The country’s first full congress in decades is being closely watched for any shift in policies or changes in political leadership.
Mr Kim is expected to reassert his nuclear ambitions, amid speculation he will soon conduct a fifth nuclear test.
Foreign media have been invited but are not allowed inside the venue.
The capital was spruced up ahead of the event and citizens layed flowers in central squares as it got under way.
The streets are lined with National and Workers’ Party flags with banners that read “Great comrades Kim Il-sung and Kim Jong-il will always be with us” and “Defend the headquarters of the Korean revolution at the cost of the our lives”.
It is the seventh meeting of North Korea’s Worker’s Party and the first since 1980, and is being held inside the April 25 House of Culture, now covered in vast red and gold banners and massive images of the current leader’s father and grandfather.
This year’s event is shrouded in secrecy. The BBC’s Stephen Evans is one of about 100 foreign journalists invited but says reporters are being closely monitored.
Kim Jong-un is inside the hall, our correspondent adds, with guards lined up outside.
But instead of being allowed into the congress, reporters have instead been taken to on a factory tour.
The agenda and duration of the event is not known but experts say Kim Jong-un is likely to declare his so-called “byongjin” policy, which is the simultaneous push towards economic development and nuclear capability.
It could also see a new generation of leaders put in place.

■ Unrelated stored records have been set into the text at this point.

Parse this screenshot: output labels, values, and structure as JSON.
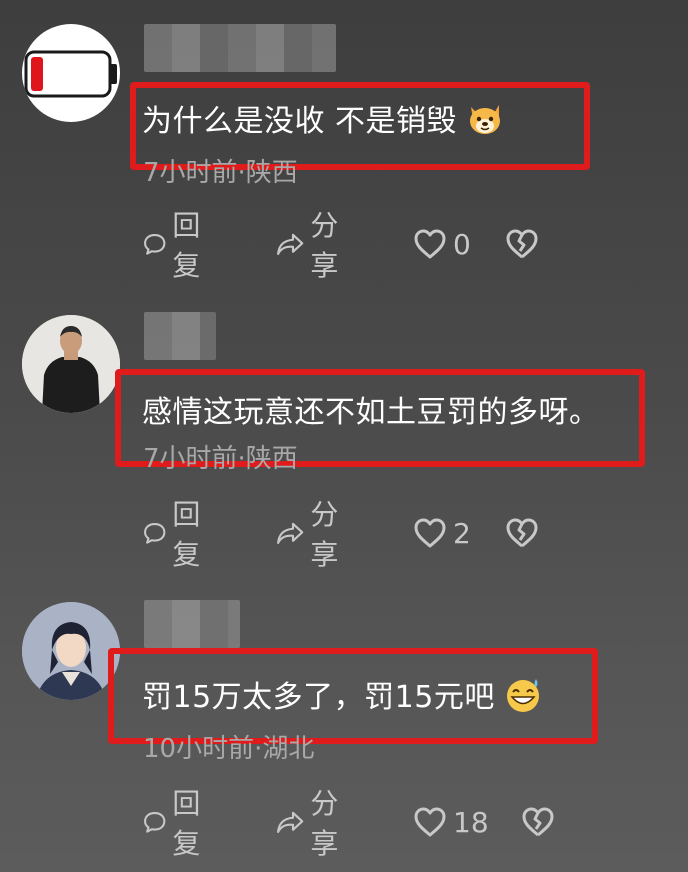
{
  "comments": [
    {
      "text": "为什么是没收  不是销毁",
      "emoji": "dog-face-emoji",
      "meta": "7小时前·陕西",
      "reply_label": "回复",
      "share_label": "分享",
      "likes": "0"
    },
    {
      "text": "感情这玩意还不如土豆罚的多呀。",
      "meta": "7小时前·陕西",
      "reply_label": "回复",
      "share_label": "分享",
      "likes": "2"
    },
    {
      "text": "罚15万太多了，罚15元吧",
      "emoji": "grinning-sweat-emoji",
      "meta": "10小时前·湖北",
      "reply_label": "回复",
      "share_label": "分享",
      "likes": "18"
    }
  ],
  "colors": {
    "highlight": "#e01b1b",
    "battery_red": "#e0151c"
  }
}
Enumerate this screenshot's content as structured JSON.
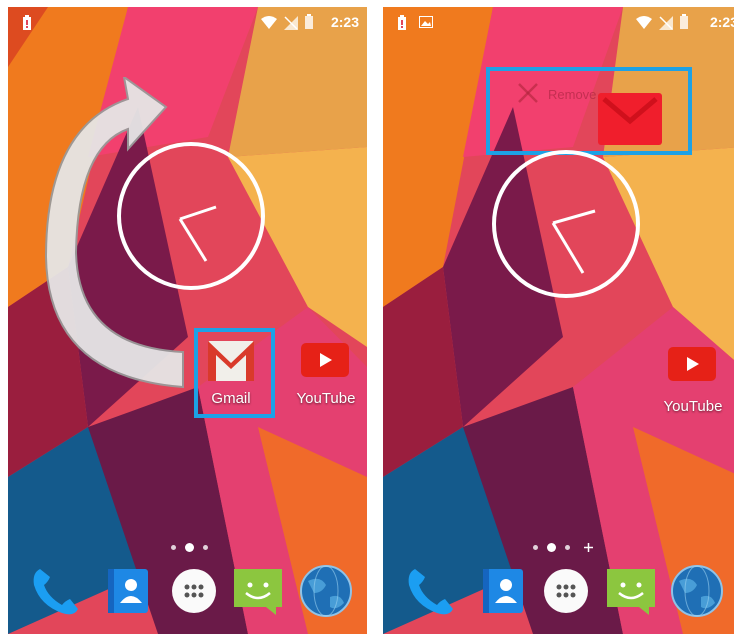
{
  "screens": [
    {
      "status_time": "2:23",
      "apps": {
        "gmail": "Gmail",
        "youtube": "YouTube"
      }
    },
    {
      "status_time": "2:23",
      "remove_label": "Remove",
      "apps": {
        "youtube": "YouTube"
      }
    }
  ],
  "colors": {
    "highlight": "#1da1e6",
    "gmail_red": "#d93a2b",
    "youtube_red": "#e62117",
    "phone_blue": "#1b9ef2",
    "messaging_green": "#8cc63f"
  },
  "icons": {
    "dock": [
      "phone-icon",
      "contacts-icon",
      "app-drawer-icon",
      "messaging-icon",
      "browser-icon"
    ]
  }
}
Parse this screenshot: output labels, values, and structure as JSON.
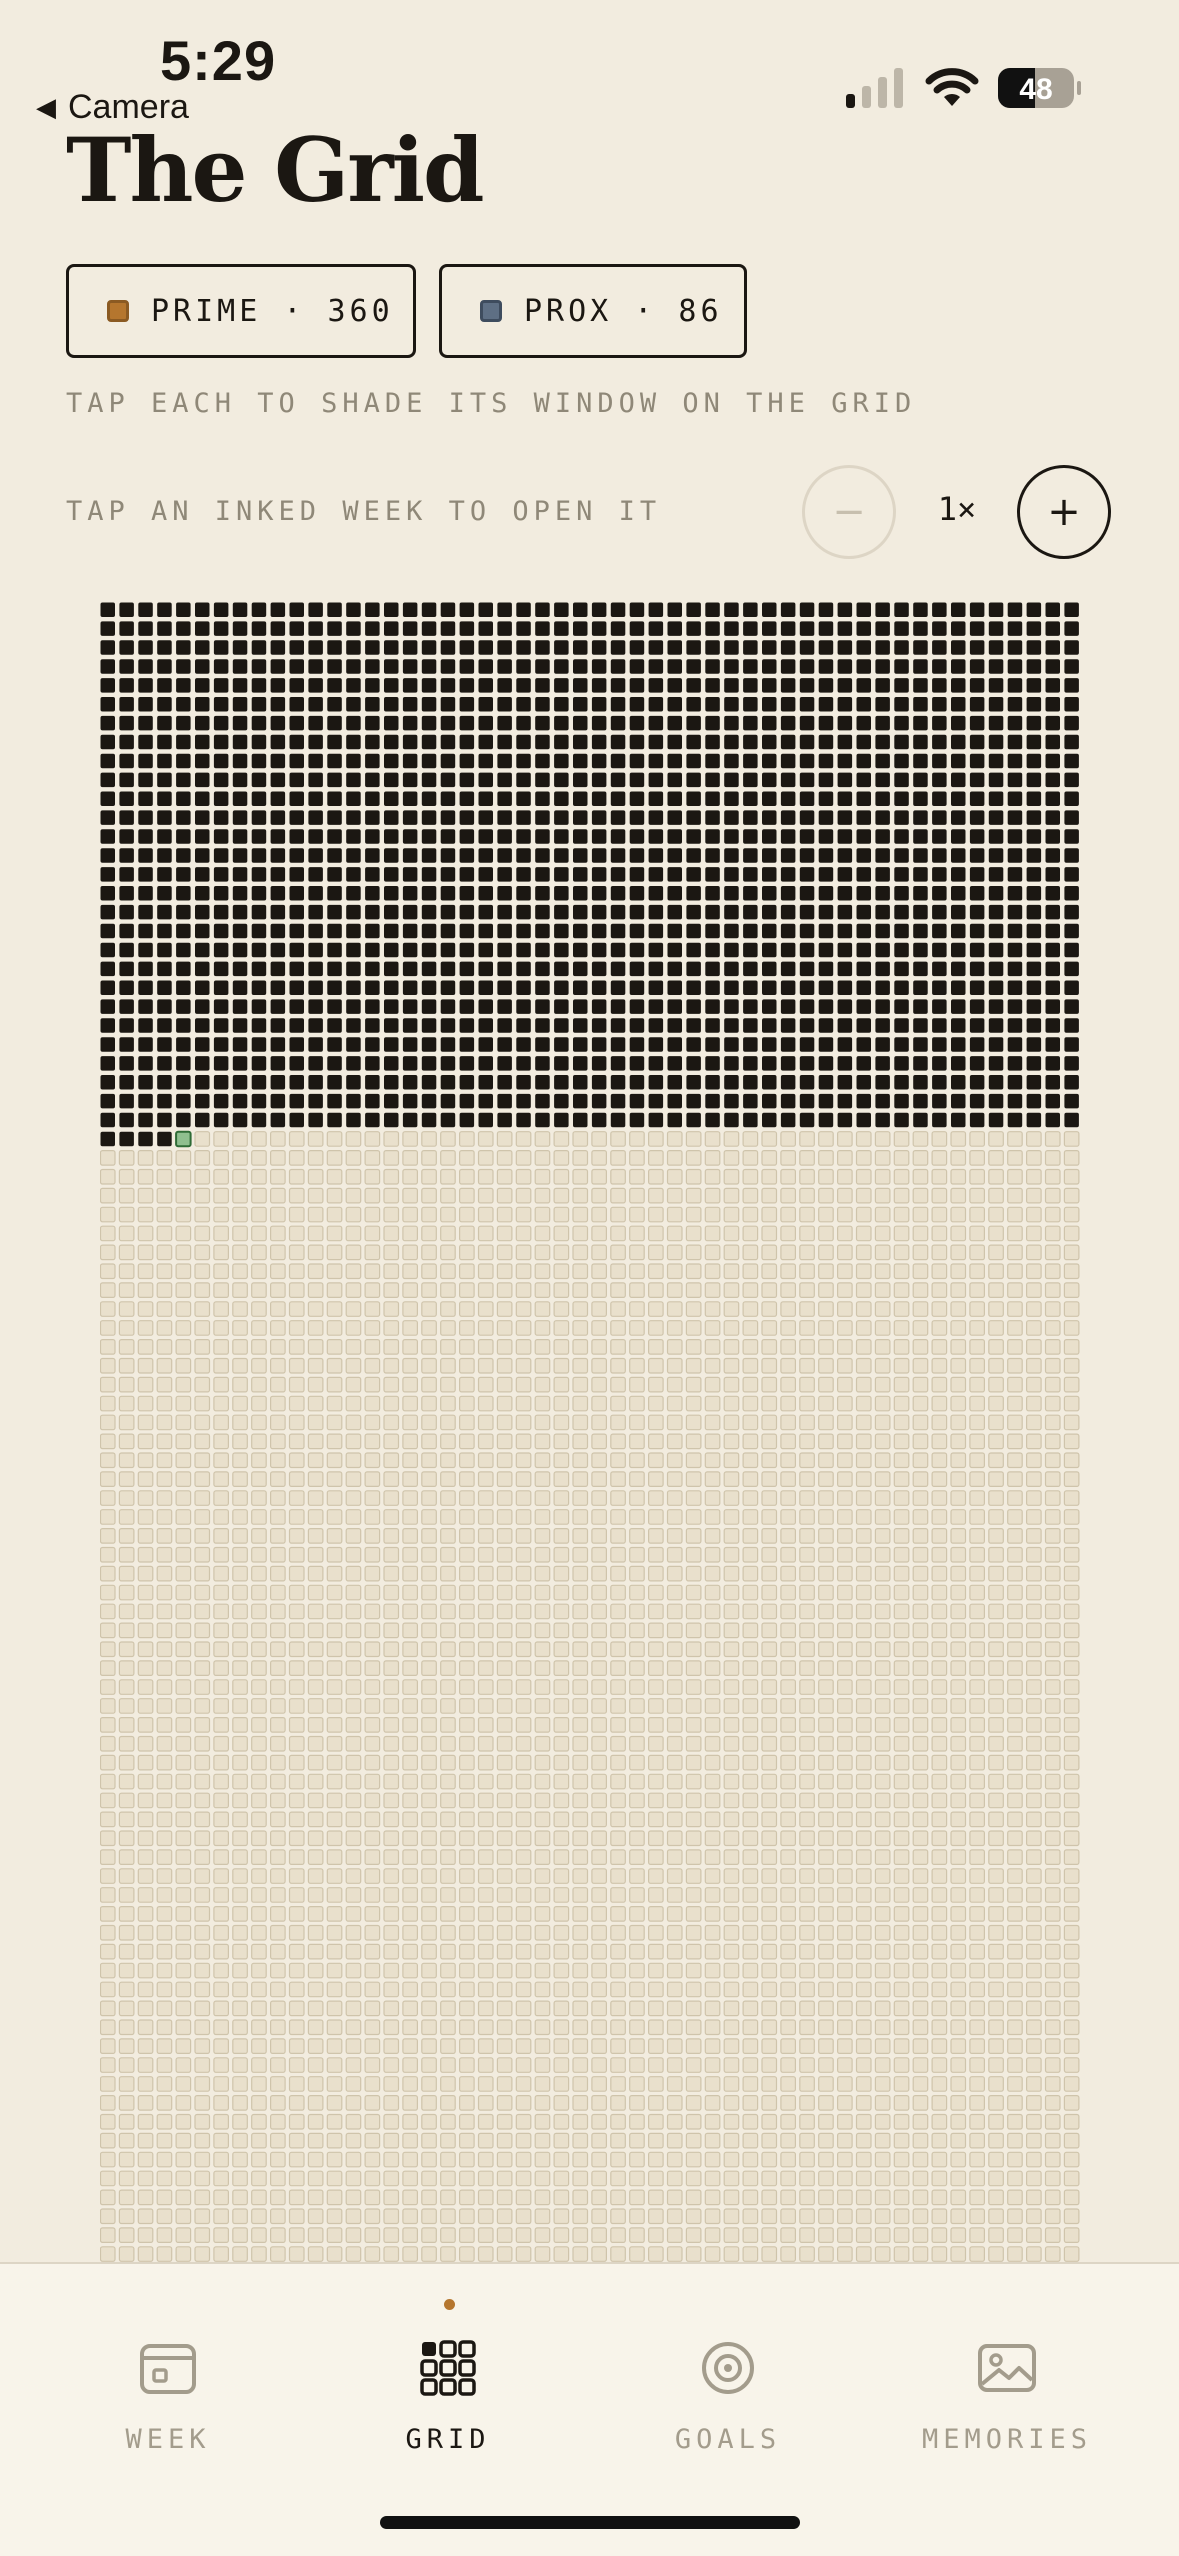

The meeting will elect a new central committee, which appoints a Politburo – the central decision-making body of the Communist party – and many say loyalists to the current leader will be rewarded with high profile posts.